[Material supplied — start]
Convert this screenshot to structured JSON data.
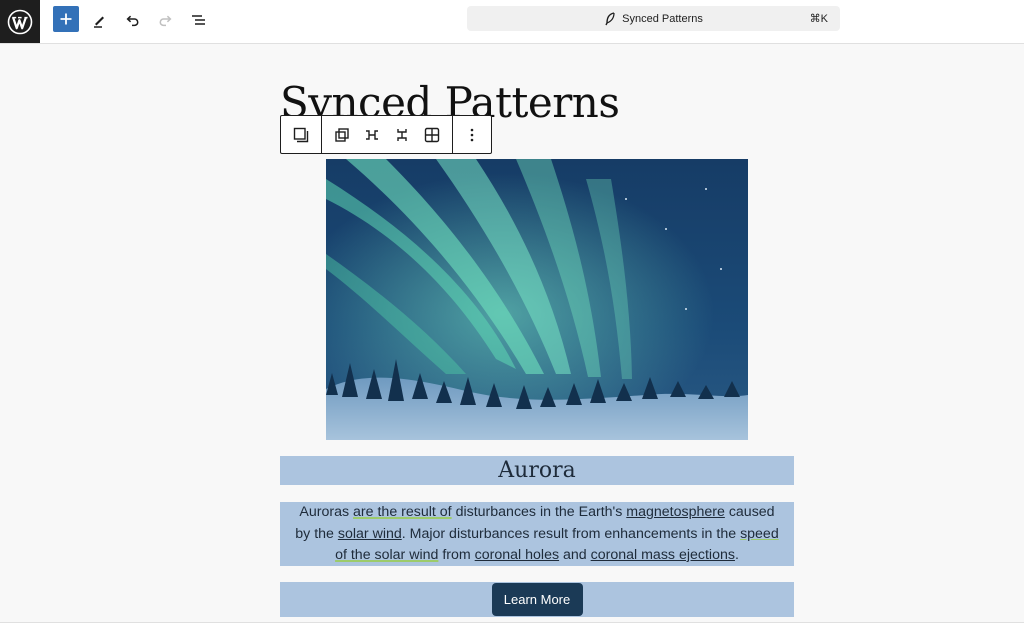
{
  "header": {
    "command_label": "Synced Patterns",
    "command_shortcut": "⌘K",
    "icons": [
      "wordpress-logo-icon",
      "plus-icon",
      "pencil-icon",
      "undo-icon",
      "redo-icon",
      "list-view-icon",
      "feather-icon"
    ]
  },
  "block_toolbar": {
    "icons": [
      "pattern-icon",
      "duplicate-icon",
      "expand-horizontal-icon",
      "expand-vertical-icon",
      "grid-icon",
      "more-options-icon"
    ]
  },
  "content": {
    "page_title": "Synced Patterns",
    "heading": "Aurora",
    "paragraph_lines": [
      [
        "Auroras ",
        "are the result of",
        " disturbances in the Earth's ",
        "magnetosphere",
        " caused"
      ],
      [
        "by the ",
        "solar wind",
        ". Major disturbances result from enhancements in the ",
        "speed"
      ],
      [
        "of the solar wind",
        " from ",
        "coronal holes",
        " and ",
        "coronal mass ejections",
        "."
      ]
    ],
    "button_label": "Learn More"
  },
  "colors": {
    "accent": "#3371b8",
    "block_highlight": "#acc4df",
    "button_bg": "#1b3a56"
  }
}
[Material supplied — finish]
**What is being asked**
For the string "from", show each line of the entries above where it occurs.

**Expected answer**
        ". Major disturbances result from enhancements in the ",
        " from ",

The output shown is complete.